-------- MATERIAL TO PROCESS

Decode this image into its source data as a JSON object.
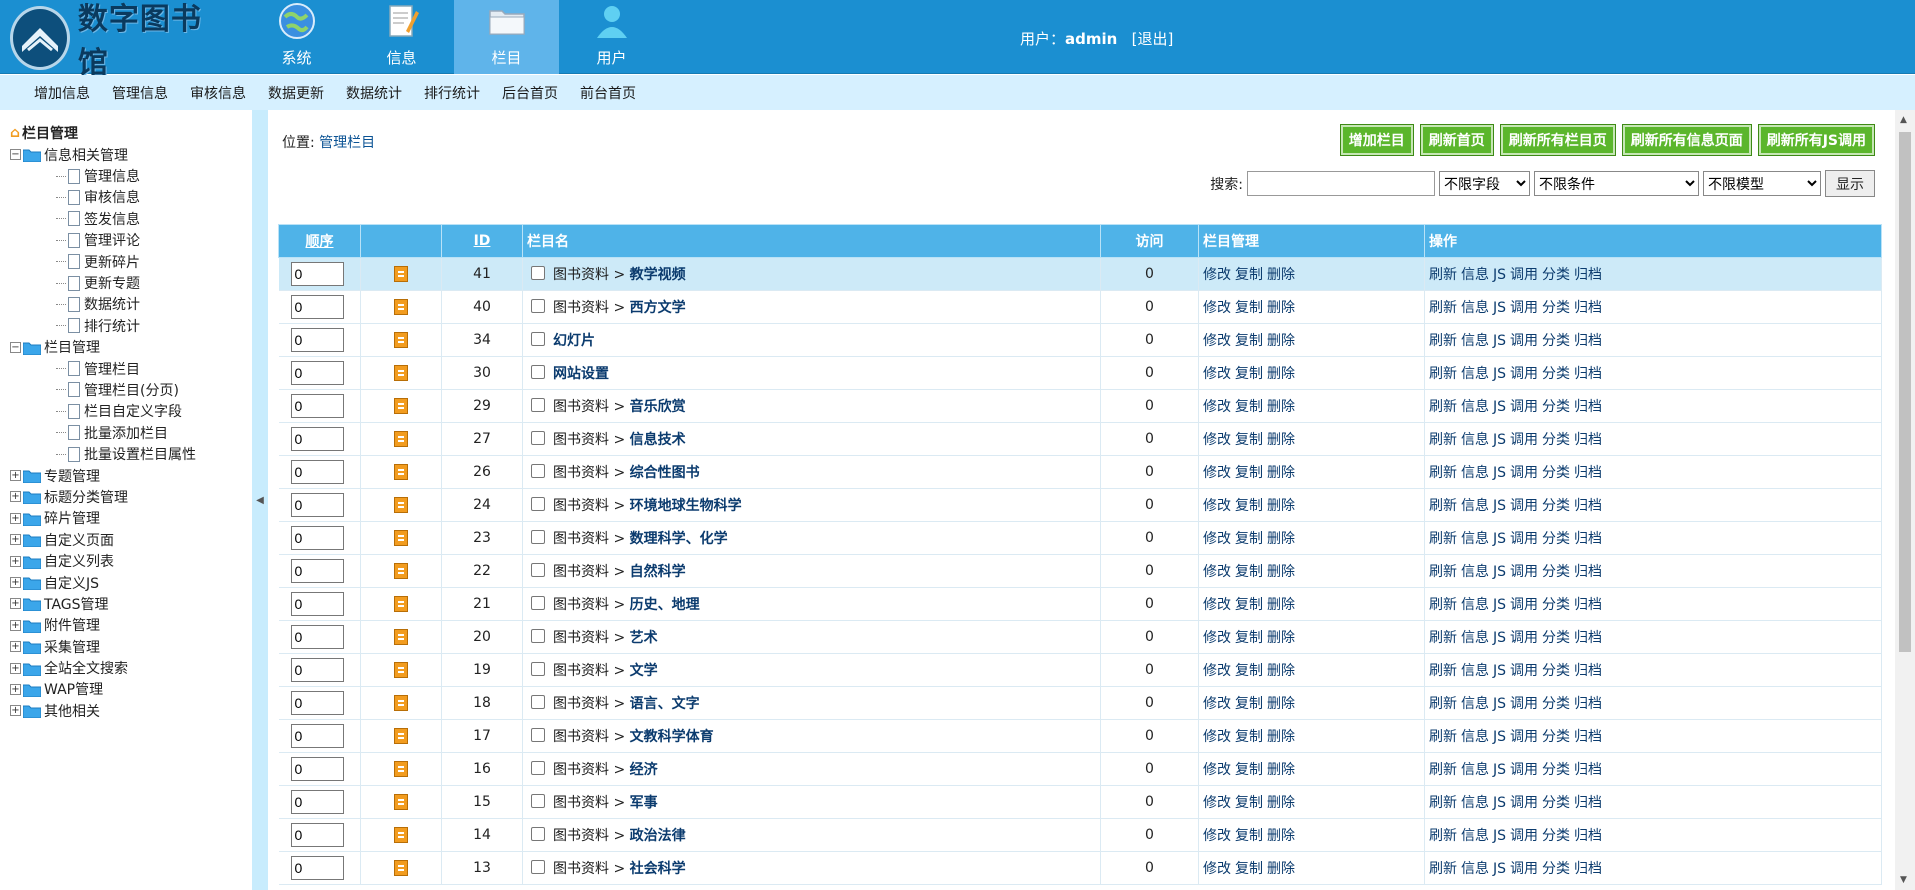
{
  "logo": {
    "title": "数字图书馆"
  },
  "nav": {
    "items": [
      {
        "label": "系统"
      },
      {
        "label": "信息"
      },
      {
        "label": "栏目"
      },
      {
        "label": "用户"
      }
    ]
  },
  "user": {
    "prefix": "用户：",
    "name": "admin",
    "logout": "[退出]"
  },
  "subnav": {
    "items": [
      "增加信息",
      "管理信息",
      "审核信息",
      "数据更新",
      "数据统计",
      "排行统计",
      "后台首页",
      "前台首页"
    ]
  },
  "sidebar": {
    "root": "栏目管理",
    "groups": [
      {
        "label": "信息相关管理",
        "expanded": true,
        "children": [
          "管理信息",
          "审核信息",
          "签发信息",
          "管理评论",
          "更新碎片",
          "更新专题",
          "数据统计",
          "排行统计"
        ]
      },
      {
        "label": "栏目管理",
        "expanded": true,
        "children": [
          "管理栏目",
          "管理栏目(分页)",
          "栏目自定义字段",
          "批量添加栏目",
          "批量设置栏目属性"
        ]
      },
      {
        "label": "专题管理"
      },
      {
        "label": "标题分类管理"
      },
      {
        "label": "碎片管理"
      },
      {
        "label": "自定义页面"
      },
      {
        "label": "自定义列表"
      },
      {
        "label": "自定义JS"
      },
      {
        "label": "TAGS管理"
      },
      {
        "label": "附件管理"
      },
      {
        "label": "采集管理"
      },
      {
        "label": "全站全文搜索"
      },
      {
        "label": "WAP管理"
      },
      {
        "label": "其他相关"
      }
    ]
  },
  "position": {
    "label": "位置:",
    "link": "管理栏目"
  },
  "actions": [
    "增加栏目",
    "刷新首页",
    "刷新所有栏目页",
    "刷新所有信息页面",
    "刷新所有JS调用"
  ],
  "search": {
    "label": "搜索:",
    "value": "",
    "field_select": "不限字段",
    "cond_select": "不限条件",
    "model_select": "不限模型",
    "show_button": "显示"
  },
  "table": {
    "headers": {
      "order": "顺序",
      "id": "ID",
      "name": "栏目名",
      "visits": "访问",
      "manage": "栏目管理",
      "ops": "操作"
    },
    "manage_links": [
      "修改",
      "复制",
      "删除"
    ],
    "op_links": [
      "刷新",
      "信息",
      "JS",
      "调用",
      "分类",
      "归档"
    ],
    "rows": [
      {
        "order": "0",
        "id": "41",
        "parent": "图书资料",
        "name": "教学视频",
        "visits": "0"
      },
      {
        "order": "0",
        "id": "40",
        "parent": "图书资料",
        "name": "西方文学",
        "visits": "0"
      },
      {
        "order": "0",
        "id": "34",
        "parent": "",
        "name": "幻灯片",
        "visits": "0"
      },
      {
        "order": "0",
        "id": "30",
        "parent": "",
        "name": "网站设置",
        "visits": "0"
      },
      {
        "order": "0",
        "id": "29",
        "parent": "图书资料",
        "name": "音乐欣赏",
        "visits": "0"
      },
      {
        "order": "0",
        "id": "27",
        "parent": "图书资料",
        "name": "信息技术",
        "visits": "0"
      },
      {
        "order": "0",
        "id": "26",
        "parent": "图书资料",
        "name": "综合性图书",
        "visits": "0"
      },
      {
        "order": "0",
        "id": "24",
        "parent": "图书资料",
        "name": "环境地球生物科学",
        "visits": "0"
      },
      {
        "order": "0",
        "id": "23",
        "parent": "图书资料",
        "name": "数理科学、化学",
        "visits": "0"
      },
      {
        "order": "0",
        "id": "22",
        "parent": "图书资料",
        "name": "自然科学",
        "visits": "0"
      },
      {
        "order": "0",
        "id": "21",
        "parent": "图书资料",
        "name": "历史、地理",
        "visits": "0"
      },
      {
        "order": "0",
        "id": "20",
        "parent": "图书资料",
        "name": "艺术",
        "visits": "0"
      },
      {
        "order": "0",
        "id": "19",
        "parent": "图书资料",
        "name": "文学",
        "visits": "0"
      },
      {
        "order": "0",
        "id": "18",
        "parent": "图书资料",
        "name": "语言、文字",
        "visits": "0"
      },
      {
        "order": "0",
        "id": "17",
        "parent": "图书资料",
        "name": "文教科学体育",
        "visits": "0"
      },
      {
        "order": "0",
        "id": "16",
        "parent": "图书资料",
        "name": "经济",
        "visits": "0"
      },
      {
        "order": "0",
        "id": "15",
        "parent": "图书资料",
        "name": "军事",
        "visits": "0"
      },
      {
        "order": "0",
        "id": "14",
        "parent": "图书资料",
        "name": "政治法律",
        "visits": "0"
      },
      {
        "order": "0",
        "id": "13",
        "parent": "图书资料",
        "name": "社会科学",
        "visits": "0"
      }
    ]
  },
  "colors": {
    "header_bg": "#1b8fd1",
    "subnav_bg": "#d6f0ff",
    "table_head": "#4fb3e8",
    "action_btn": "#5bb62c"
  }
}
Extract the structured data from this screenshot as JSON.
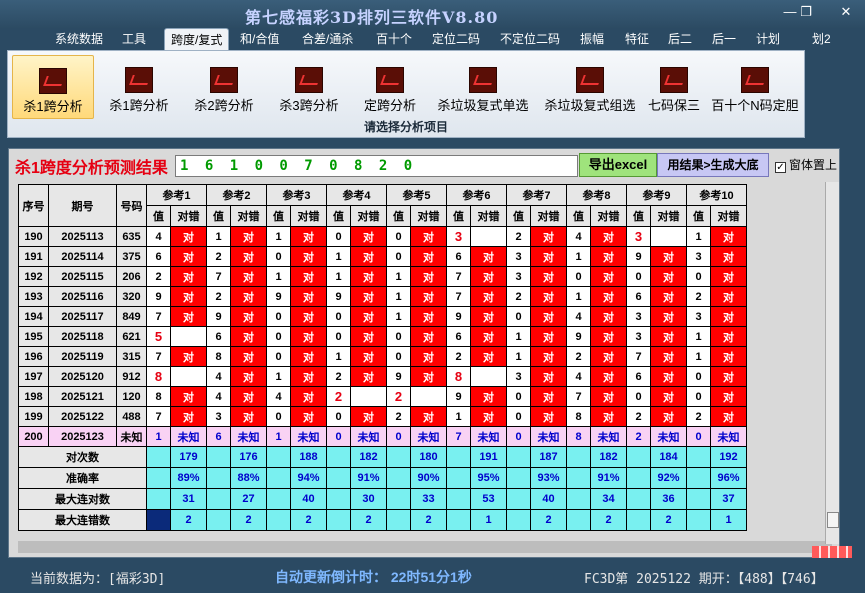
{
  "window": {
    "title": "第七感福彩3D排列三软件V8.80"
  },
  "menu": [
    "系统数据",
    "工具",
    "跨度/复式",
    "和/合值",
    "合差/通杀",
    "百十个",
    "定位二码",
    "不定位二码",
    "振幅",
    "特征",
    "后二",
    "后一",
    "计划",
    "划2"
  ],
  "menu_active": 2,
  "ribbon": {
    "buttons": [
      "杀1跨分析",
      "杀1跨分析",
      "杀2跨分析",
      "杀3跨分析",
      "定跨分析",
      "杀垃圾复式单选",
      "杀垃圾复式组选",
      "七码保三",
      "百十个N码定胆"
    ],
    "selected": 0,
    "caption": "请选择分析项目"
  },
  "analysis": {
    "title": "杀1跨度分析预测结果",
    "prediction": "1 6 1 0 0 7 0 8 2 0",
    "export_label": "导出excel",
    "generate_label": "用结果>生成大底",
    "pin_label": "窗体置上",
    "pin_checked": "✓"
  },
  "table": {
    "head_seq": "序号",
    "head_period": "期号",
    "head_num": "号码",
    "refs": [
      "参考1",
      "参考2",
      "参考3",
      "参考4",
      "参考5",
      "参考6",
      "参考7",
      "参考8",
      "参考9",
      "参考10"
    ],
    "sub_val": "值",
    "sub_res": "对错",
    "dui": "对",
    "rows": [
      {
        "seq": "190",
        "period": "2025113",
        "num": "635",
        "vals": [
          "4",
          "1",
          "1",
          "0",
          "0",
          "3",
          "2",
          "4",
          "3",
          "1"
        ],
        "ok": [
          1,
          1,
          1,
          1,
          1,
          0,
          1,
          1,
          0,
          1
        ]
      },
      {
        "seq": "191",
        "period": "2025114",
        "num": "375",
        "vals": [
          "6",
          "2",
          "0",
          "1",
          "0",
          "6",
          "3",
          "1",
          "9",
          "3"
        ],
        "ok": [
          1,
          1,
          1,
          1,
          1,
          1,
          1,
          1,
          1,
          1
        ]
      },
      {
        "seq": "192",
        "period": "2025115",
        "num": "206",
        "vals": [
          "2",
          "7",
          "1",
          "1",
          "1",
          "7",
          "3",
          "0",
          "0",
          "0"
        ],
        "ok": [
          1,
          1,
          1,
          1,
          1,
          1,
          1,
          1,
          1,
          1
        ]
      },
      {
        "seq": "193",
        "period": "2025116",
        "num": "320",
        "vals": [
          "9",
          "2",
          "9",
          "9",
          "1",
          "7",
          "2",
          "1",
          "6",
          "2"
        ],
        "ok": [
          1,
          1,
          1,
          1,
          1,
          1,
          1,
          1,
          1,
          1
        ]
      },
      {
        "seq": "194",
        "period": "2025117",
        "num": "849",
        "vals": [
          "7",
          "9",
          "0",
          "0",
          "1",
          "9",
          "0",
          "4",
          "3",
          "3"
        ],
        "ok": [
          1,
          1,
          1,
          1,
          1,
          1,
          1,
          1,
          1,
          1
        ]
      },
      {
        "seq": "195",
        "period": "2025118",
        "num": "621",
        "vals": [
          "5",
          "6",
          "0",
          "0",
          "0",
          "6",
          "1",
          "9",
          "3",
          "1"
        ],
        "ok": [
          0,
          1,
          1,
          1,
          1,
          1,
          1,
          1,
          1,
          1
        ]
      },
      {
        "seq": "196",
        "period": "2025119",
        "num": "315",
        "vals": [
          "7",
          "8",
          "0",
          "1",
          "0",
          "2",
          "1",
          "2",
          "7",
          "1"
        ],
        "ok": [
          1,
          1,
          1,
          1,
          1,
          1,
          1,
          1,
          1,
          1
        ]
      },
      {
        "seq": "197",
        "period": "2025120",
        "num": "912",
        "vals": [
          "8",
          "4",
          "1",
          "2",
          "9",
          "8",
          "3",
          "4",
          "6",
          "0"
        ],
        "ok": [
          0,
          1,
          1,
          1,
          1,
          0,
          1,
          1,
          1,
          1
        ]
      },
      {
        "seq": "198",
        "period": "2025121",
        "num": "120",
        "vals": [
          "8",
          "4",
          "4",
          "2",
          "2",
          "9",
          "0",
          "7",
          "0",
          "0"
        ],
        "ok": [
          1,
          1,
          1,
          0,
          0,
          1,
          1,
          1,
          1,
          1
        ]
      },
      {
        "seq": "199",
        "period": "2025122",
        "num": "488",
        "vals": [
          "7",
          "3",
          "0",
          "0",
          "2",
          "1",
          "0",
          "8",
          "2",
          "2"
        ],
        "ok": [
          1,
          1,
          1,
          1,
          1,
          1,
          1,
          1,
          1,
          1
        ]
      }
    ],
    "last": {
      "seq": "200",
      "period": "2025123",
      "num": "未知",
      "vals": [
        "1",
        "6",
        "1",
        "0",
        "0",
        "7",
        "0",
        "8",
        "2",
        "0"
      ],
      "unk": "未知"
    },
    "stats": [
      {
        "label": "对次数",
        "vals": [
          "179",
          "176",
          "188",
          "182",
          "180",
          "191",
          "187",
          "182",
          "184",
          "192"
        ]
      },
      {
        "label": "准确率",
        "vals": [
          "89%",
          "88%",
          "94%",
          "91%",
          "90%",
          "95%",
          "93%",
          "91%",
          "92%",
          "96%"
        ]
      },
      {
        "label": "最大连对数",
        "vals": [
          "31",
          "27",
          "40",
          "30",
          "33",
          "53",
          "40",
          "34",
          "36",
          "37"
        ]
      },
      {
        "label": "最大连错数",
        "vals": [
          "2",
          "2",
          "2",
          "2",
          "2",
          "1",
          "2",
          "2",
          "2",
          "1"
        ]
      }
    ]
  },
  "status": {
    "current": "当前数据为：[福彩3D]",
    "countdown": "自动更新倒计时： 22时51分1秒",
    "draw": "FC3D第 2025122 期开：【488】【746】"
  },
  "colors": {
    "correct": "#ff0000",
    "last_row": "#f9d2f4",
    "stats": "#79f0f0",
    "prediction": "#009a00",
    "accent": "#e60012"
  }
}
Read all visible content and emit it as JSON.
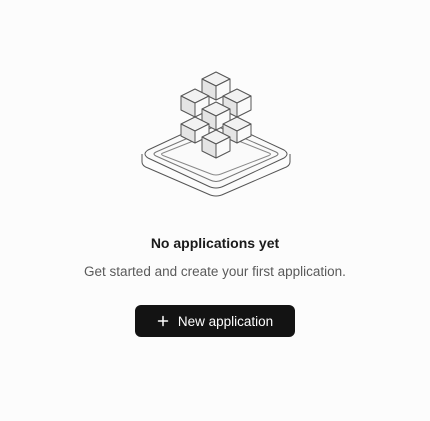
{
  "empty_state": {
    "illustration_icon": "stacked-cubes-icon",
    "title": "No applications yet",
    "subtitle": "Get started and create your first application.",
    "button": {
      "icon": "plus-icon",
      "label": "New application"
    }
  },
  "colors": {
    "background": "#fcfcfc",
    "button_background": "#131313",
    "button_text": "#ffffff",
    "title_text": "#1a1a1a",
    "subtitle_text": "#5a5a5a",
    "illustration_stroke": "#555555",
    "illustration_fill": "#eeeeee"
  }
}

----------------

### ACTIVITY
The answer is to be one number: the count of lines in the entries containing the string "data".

### ANSWER TO THIS EXERCISE
2